What I saw was a lot of old-looking barracks-style buildings, quite a nice architectural style, two storeys high, big sloping roofs… There were also a few big houses with signs at the front showing that they were being lived in by Indian brigadiers and so on.
A lot of the buildings seemed to be a bit dilapidated and overgrown with plants, but they were obviously still being used one way or another – a game of basketball was going on beside one, for example, and there were a lot of people strolling around. There was a fence between these installations and the artillery base proper.
We went up a little hill nearby with a small temple on top. I was hoping to get a photo from there but there were a few soldiers lounging around up there so it was a no go. The only shot I did get was of a billboard bearing the slogan “Power flows from the barrel of a gun”, taken from Mao Zedong’s famous line: “Political power grows out of the barrel of a gun”. Underneath the big picture of a huge gun firing was the line: “Please keep Deolali clean and green.”
I and the driver went to the marketplace for a tea – the owner of the shop next to the tea stand turned out to have just come back from Dubai. He worked there for 10 years in the hospitality sector, earning about Dh1,000 ($270) a month but said the economic downturn in Dubai meant he was better off in Deolali, where he made about 10,000 rupees ($220) a month from his shop. It’s less money, but presumably some of his overheads are lower and he is near his family. Every Deolali family had had at least one family member in Dubai, he said (18,000 people shuttle between India and Dubai every day, with Mumbai-Dubai the most popular route).
There was a big mosque nearby and I was invited to another tea by a group of guys who said that their ancestors had been Buddhist kings but that the Hindus being in power meant that their wealth had been taken from them and they were now very poor. I commiserated. Everyone seemed to agree that Deolali was a pretty poor place. I took a few more snaps and then went back to have a look at Nasik (photos below).

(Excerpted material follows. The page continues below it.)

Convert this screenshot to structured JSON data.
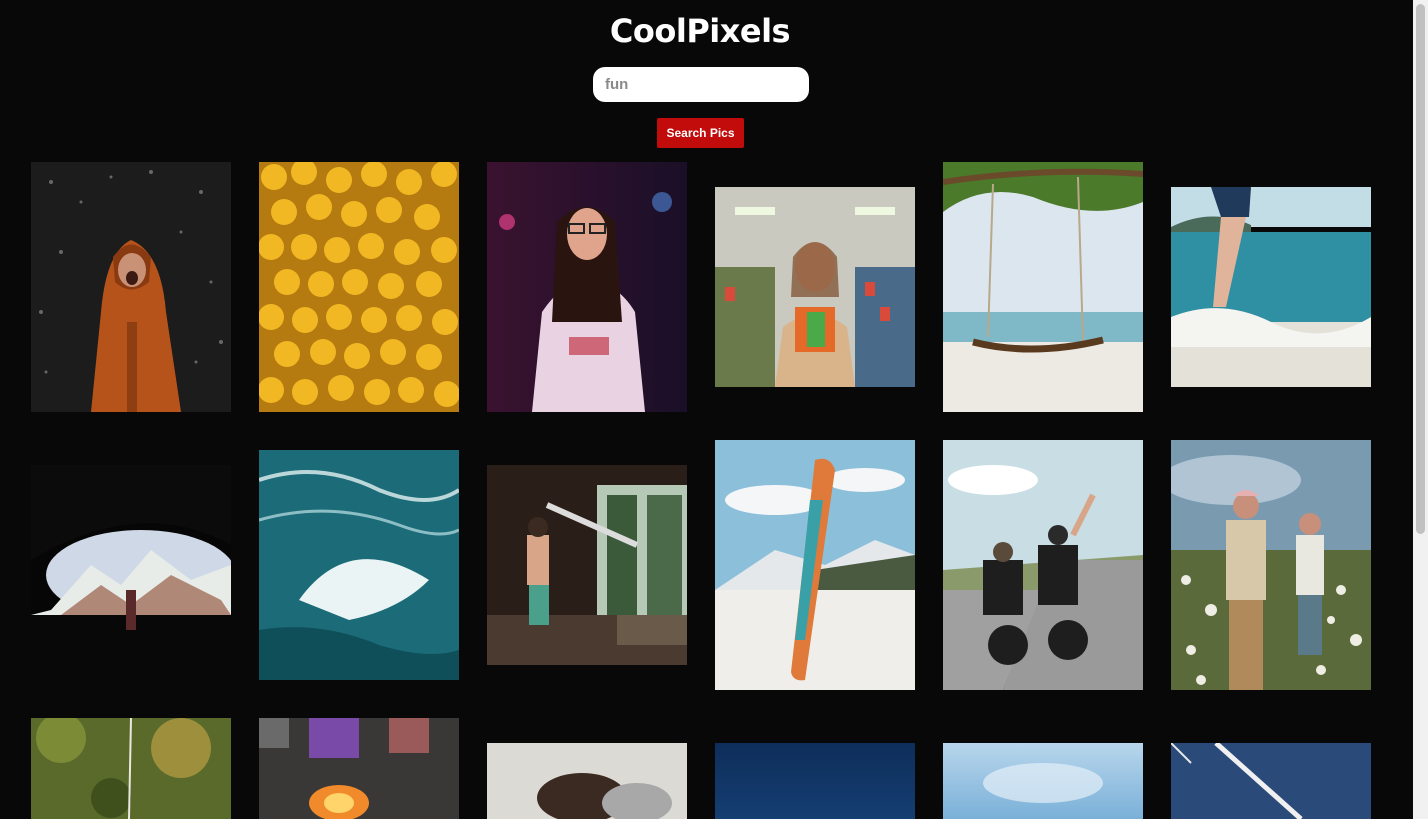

Later in Mumbai, where I was staying with a friend, I got talking to the neighbour, a Hindu who ended up in Pakistan after Partition. He never had any trouble there, he said. Like my grandfather, he was full of terrific stories of days gone by. Human stories have a timeless quality, but the textures of the times they take place in are just the opposite, rich but ephemeral.